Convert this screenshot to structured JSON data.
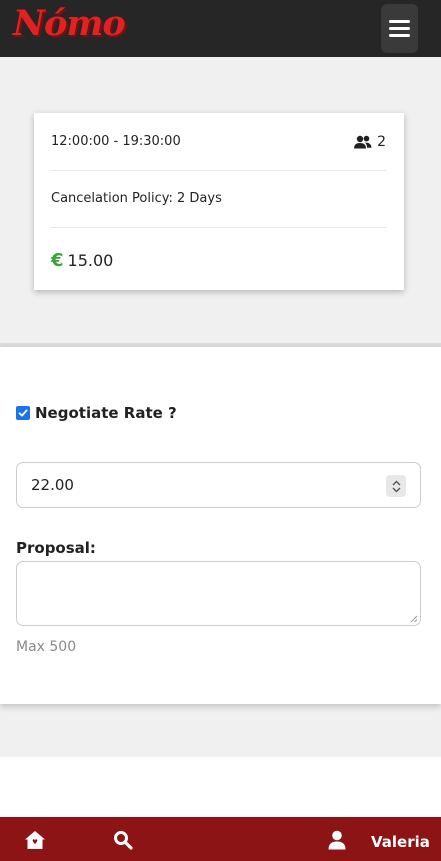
{
  "header": {
    "logo_text": "Nómo",
    "menu_icon": "hamburger-icon"
  },
  "booking": {
    "time_range": "12:00:00 - 19:30:00",
    "guests_icon": "users-icon",
    "guests": "2",
    "cancellation_policy": "Cancelation Policy: 2 Days",
    "currency_symbol": "€",
    "price": "15.00"
  },
  "form": {
    "negotiate_label": "Negotiate Rate ?",
    "negotiate_checked": true,
    "rate_value": "22.00",
    "proposal_label": "Proposal:",
    "proposal_value": "",
    "max_hint": "Max 500"
  },
  "bottom_nav": {
    "home_icon": "home-icon",
    "search_icon": "search-icon",
    "user_icon": "user-icon",
    "user_name": "Valeria"
  },
  "colors": {
    "header_bg": "#262626",
    "logo_red": "#e02222",
    "footer_bg": "#8c1414",
    "euro_green": "#3aa23a",
    "checkbox_blue": "#1a73e8"
  }
}
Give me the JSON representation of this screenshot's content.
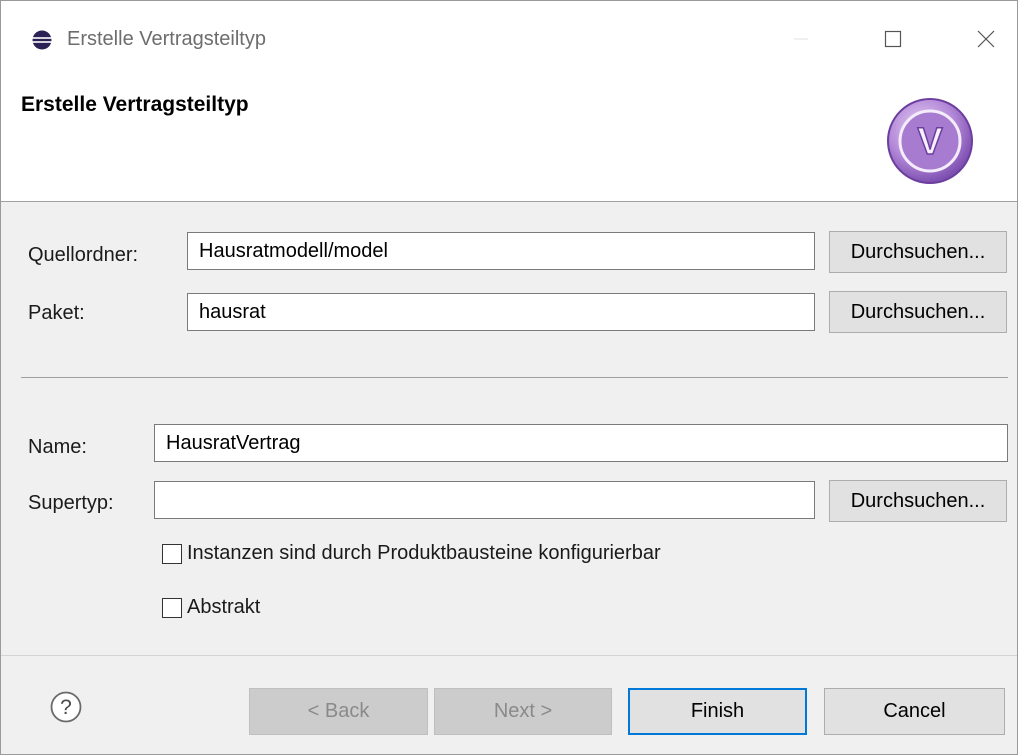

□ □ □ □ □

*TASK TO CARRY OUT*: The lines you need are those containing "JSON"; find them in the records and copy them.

*TASK SOLUTION*:
Convert this screenshot to structured JSON data.
Give me the JSON representation of this screenshot's content.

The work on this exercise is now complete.